### The problem:
Every line from the line containing "Decode this image" through the final line below is to be repeated exactly; no other line is.

### Data extracted from a collection:
============================================================
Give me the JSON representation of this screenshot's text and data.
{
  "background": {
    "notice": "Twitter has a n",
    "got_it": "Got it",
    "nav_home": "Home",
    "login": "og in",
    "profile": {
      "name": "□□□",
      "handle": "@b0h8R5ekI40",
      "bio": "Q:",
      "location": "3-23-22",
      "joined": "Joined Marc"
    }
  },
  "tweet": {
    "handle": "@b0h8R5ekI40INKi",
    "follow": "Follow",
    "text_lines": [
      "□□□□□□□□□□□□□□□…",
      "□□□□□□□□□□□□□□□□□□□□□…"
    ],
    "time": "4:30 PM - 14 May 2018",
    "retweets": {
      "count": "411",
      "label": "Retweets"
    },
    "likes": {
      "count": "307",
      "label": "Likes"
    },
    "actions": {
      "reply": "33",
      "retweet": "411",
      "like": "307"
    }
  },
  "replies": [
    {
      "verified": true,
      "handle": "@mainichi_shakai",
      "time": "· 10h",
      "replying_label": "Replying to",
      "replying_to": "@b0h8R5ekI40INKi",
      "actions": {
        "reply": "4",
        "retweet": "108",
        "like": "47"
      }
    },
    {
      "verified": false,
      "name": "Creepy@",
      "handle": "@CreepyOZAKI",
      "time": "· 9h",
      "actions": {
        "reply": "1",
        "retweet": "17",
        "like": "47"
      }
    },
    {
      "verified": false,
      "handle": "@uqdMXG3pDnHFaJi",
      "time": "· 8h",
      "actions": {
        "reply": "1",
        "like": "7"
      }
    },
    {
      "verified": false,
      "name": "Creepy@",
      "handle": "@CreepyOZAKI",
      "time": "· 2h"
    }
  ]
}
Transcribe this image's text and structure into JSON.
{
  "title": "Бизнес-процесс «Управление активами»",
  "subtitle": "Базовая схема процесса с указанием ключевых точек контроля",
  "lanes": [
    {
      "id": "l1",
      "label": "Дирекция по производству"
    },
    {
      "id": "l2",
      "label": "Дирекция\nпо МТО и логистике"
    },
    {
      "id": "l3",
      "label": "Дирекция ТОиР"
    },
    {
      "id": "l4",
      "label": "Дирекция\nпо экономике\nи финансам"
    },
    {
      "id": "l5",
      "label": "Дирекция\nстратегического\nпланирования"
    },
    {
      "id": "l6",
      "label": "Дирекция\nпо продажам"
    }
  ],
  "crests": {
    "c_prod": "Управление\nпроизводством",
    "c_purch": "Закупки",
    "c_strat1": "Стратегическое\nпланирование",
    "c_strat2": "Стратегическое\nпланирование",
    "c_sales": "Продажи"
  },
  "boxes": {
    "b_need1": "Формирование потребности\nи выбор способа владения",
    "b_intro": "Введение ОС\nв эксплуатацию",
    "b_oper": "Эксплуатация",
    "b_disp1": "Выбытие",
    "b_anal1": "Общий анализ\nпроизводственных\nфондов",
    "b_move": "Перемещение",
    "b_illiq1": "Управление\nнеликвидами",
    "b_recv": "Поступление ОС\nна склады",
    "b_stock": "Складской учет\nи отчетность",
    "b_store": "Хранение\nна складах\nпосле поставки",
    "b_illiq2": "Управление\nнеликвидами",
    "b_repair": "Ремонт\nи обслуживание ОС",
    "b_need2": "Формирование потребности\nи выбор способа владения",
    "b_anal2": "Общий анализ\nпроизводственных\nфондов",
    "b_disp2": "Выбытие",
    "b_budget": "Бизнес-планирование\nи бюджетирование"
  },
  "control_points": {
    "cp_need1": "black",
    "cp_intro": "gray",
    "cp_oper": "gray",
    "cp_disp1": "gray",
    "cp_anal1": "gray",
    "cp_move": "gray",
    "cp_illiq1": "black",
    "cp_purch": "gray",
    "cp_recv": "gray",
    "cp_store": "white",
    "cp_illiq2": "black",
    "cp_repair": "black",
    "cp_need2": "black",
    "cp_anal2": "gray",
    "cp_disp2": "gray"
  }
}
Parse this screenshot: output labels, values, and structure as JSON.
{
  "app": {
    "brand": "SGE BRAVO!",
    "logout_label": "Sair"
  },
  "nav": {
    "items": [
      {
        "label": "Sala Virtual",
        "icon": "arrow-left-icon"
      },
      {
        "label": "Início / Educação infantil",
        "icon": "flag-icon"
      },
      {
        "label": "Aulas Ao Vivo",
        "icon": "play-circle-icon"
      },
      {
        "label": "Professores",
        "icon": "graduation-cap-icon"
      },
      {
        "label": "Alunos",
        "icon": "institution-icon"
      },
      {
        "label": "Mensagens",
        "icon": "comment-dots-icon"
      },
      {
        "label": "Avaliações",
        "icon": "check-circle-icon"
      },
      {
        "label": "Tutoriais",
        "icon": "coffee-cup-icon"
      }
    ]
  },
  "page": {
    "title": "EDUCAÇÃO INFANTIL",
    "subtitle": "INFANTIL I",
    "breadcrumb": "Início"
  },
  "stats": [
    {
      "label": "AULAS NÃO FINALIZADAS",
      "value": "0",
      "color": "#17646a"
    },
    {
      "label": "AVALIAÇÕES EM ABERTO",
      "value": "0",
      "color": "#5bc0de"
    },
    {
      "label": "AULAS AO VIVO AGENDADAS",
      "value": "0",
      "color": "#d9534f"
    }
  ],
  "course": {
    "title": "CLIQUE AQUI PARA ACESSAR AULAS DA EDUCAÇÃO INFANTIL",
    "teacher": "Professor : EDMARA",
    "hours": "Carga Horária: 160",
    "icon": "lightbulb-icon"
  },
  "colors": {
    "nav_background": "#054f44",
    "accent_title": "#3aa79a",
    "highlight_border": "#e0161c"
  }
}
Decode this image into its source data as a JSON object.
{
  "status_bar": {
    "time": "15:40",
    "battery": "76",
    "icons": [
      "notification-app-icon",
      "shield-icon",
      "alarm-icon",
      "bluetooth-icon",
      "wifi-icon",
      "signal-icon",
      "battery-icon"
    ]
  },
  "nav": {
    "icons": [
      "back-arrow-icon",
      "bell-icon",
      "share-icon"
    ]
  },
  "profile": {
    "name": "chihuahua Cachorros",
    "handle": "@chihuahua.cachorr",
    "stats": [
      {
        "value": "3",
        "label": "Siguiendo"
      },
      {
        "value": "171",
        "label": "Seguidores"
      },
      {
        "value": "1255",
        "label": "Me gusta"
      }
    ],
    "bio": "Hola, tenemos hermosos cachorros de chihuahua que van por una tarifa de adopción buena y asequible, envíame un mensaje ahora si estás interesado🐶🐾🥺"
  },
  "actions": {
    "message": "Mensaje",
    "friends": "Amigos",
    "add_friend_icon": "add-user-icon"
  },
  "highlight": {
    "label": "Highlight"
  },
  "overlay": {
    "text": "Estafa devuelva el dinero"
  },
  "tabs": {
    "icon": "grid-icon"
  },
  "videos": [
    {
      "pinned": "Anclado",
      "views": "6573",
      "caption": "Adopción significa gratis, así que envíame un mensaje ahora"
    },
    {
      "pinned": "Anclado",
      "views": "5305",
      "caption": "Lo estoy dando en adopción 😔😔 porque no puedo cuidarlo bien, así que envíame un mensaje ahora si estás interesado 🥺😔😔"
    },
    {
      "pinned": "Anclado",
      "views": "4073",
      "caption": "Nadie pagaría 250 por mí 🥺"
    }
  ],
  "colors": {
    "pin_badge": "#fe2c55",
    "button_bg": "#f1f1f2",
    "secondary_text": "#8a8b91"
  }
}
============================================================
### Exercise output:
Decode this image into its source data as a JSON object.
{
  "status_bar": {
    "time": "15:40",
    "battery": "76",
    "icons": [
      "notification-app-icon",
      "shield-icon",
      "alarm-icon",
      "bluetooth-icon",
      "wifi-icon",
      "signal-icon",
      "battery-icon"
    ]
  },
  "nav": {
    "icons": [
      "back-arrow-icon",
      "bell-icon",
      "share-icon"
    ]
  },
  "profile": {
    "name": "chihuahua Cachorros",
    "handle": "@chihuahua.cachorr",
    "stats": [
      {
        "value": "3",
        "label": "Siguiendo"
      },
      {
        "value": "171",
        "label": "Seguidores"
      },
      {
        "value": "1255",
        "label": "Me gusta"
      }
    ],
    "bio": "Hola, tenemos hermosos cachorros de chihuahua que van por una tarifa de adopción buena y asequible, envíame un mensaje ahora si estás interesado🐶🐾🥺"
  },
  "actions": {
    "message": "Mensaje",
    "friends": "Amigos",
    "add_friend_icon": "add-user-icon"
  },
  "highlight": {
    "label": "Highlight"
  },
  "overlay": {
    "text": "Estafa devuelva el dinero"
  },
  "tabs": {
    "icon": "grid-icon"
  },
  "videos": [
    {
      "pinned": "Anclado",
      "views": "6573",
      "caption": "Adopción significa gratis, así que envíame un mensaje ahora"
    },
    {
      "pinned": "Anclado",
      "views": "5305",
      "caption": "Lo estoy dando en adopción 😔😔 porque no puedo cuidarlo bien, así que envíame un mensaje ahora si estás interesado 🥺😔😔"
    },
    {
      "pinned": "Anclado",
      "views": "4073",
      "caption": "Nadie pagaría 250 por mí 🥺"
    }
  ],
  "colors": {
    "pin_badge": "#fe2c55",
    "button_bg": "#f1f1f2",
    "secondary_text": "#8a8b91"
  }
}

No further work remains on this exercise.